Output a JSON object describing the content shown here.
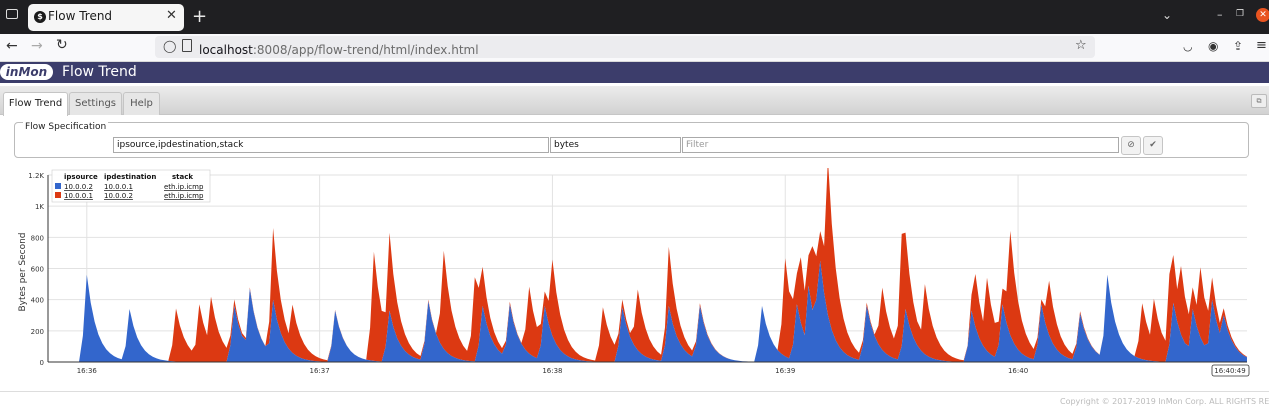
{
  "browser": {
    "tab_title": "Flow Trend",
    "url_host": "localhost",
    "url_rest": ":8008/app/flow-trend/html/index.html"
  },
  "app": {
    "logo": "inMon",
    "title": "Flow Trend",
    "tabs": [
      "Flow Trend",
      "Settings",
      "Help"
    ]
  },
  "flow_spec": {
    "legend": "Flow Specification",
    "keys": "ipsource,ipdestination,stack",
    "value": "bytes",
    "filter_placeholder": "Filter"
  },
  "colors": {
    "blue": "#3366cc",
    "red": "#dc3912"
  },
  "chart_data": {
    "type": "area",
    "ylabel": "Bytes per Second",
    "yticks": [
      0,
      200,
      400,
      600,
      800,
      "1K",
      "1.2K"
    ],
    "ylim": [
      0,
      1200
    ],
    "xticks": [
      "16:36",
      "16:37",
      "16:38",
      "16:39",
      "16:40"
    ],
    "end_label": "16:40:49",
    "legend": {
      "headers": [
        "ipsource",
        "ipdestination",
        "stack"
      ],
      "rows": [
        [
          "10.0.0.2",
          "10.0.0.1",
          "eth.ip.icmp"
        ],
        [
          "10.0.0.1",
          "10.0.0.2",
          "eth.ip.icmp"
        ]
      ]
    },
    "series": [
      {
        "name": "10.0.0.2 10.0.0.1 eth.ip.icmp",
        "color": "#3366cc",
        "peaks": [
          [
            10,
            560
          ],
          [
            21,
            340
          ],
          [
            48,
            360
          ],
          [
            52,
            470
          ],
          [
            58,
            400
          ],
          [
            74,
            330
          ],
          [
            88,
            330
          ],
          [
            98,
            390
          ],
          [
            112,
            360
          ],
          [
            119,
            370
          ],
          [
            128,
            360
          ],
          [
            148,
            350
          ],
          [
            160,
            360
          ],
          [
            168,
            360
          ],
          [
            184,
            360
          ],
          [
            193,
            370
          ],
          [
            196,
            490
          ],
          [
            198,
            400
          ],
          [
            199,
            650
          ],
          [
            211,
            360
          ],
          [
            221,
            340
          ],
          [
            238,
            330
          ],
          [
            246,
            370
          ],
          [
            256,
            370
          ],
          [
            266,
            310
          ],
          [
            273,
            560
          ],
          [
            290,
            380
          ],
          [
            295,
            340
          ],
          [
            300,
            400
          ],
          [
            303,
            300
          ]
        ]
      },
      {
        "name": "10.0.0.1 10.0.0.2 eth.ip.icmp",
        "color": "#dc3912",
        "peaks": [
          [
            33,
            340
          ],
          [
            39,
            370
          ],
          [
            42,
            420
          ],
          [
            58,
            460
          ],
          [
            63,
            310
          ],
          [
            84,
            700
          ],
          [
            88,
            500
          ],
          [
            102,
            630
          ],
          [
            110,
            540
          ],
          [
            124,
            430
          ],
          [
            130,
            490
          ],
          [
            143,
            350
          ],
          [
            152,
            390
          ],
          [
            160,
            380
          ],
          [
            190,
            630
          ],
          [
            194,
            420
          ],
          [
            197,
            410
          ],
          [
            201,
            1000
          ],
          [
            215,
            400
          ],
          [
            220,
            720
          ],
          [
            226,
            450
          ],
          [
            239,
            340
          ],
          [
            242,
            470
          ],
          [
            248,
            670
          ],
          [
            258,
            350
          ],
          [
            282,
            360
          ],
          [
            285,
            400
          ],
          [
            289,
            450
          ],
          [
            292,
            440
          ],
          [
            297,
            450
          ]
        ]
      }
    ]
  },
  "footer": {
    "copyright": "Copyright © 2017-2019 InMon Corp. ALL RIGHTS RESERVED"
  }
}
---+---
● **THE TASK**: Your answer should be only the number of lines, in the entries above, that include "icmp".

● **THE ANSWER**: 4